Mid-size van with plenty of ability
LDV’S MID-SIZED G10 IS THE SECOND VAN FROM CHINESE automotive giant, SAIC, to enter the New Zealand market.
Unlike the bigger V80, the G10 drives the rear wheels rather than the front, and has a cargo capacity of just over five cubic metres. That’s a similar size to the old short-wheelbase Mitsubishi L300 which used to be NZ’S second best-selling van.
LDV’S New Zealand agent, Great Lake Motor Distributors, launched the G10 at the 2015 National Fieldays.
The G10 was developed originally as a minibus and LDV modified it to be a cargo van. The minibus/mpv heritage shows in the driving position which is lower than most vans’ but still provides a commanding view.
The first G10s sold here had a 2.0-litre turbocharged petrol engine mated to a smooth-shifting six-speed automatic gearbox.
The four-cylinder turbomotor is a potent unit, developing a stonking 165kw of maximum power and a more than useful 330Nm of peak torque.
That equates to seriously good performance, but a heavy-footed driver could take fuel consumption well beyond LDV’S quoted 11.7 litres/100km on the combined cycle.
There’s a second petrol-powered G10, a five-speed manual with a larger, naturally-aspirated, 2.4-litre four-cylinder motor.
It’s understood both engines are similar in design to Mitsubishi units of the same cubic capacity and layout.
The 2.4 develops 105kw and an adequate 200Nm of peak torque; LDV quotes fuel use of 11.5 litres/100km on the combined cycle.
But the star in the line-up is the 1.9-litre turbodiesel which debuted as a manual late in 2016 and was joined by an automatic in April this year.
Both gearboxes are six-speeders, and the engine develops 106.5kw of maximum power and a very healthy 350Nm of peak torque.

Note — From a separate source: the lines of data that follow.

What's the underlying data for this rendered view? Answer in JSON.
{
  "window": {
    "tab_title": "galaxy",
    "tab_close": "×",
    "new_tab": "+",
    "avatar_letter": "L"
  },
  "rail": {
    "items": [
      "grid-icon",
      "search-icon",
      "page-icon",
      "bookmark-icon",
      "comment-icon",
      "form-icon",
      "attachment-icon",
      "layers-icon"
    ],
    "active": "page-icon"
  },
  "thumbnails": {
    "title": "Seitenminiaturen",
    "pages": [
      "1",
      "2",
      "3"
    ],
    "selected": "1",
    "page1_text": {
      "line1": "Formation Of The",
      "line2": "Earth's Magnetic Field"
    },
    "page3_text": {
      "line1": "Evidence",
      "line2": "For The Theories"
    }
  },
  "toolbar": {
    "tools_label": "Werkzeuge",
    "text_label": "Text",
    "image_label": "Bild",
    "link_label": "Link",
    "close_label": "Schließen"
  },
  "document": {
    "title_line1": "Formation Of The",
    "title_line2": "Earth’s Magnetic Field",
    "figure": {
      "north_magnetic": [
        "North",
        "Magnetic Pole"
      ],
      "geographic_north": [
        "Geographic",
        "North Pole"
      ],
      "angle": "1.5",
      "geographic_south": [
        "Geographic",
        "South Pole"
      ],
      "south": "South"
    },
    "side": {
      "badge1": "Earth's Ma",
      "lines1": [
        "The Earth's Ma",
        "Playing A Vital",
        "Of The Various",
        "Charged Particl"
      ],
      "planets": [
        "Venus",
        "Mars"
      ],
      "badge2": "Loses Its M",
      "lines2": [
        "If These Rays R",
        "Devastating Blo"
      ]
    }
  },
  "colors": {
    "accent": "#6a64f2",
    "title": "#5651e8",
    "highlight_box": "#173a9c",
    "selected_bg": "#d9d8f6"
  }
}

Those figures are better than the same brand’s V80’s, and the G10 has the makings to be a very good cargo hauler.
Like the short-wheelbase L300, the G10 bridges the gap between the car-based city vans like the Volkswagen Caddy and Caddy Maxi and the six cubic metre capacity vans like the LDV V80 and Toyota Hiace ZL.
Aside from their engine/gearbox package, the petrol and diesel G10s are identical with the same carrying capacity, layout and Features.
The G10 can carry 5.2 cubic metres of cargo, has a one-tonne payload, dual sliding side doors and a top-hinged tailgate.
The tailgate opening is 1382mm wide and 1179mm high; the side door openings are 835mm wide and 1414mm high.
The safety package is comprehensive and includes ESC stability control, ABS anti-lock brakes, electronic brake-force distribution, emergency brake assist, driver and passenger front airbags, and roll movement intervention and tyre pressure-monitoring systems.
A reversing camera with park assist is standard, along with parking sensors and audible warning; rear foglights are standard.
There’s a good level equipment, including electrically-adjustable, exterior mirrors, central door-locking with keyless entry, air-conditioning, cruise-control, electrically-wound door windows, two-speaker sound system with MP3 and DVD, Bluetooth phone and music capability, and a seven-inch, in-dash LED screen.
We’ve driven the turbocharged petrol and diesel automatic G10s, and both are easy to handle, with vice-free manners and a generally car-like feel.
Usefully, and unlike LDV’S bigger V80, the G10 has steps on the sides of the loadspace like those on Toyota Hiaces. It’s almost certainly a feature that carries over from the people mover variant, and it’s welcome, making the loadspace easier to get into and out of.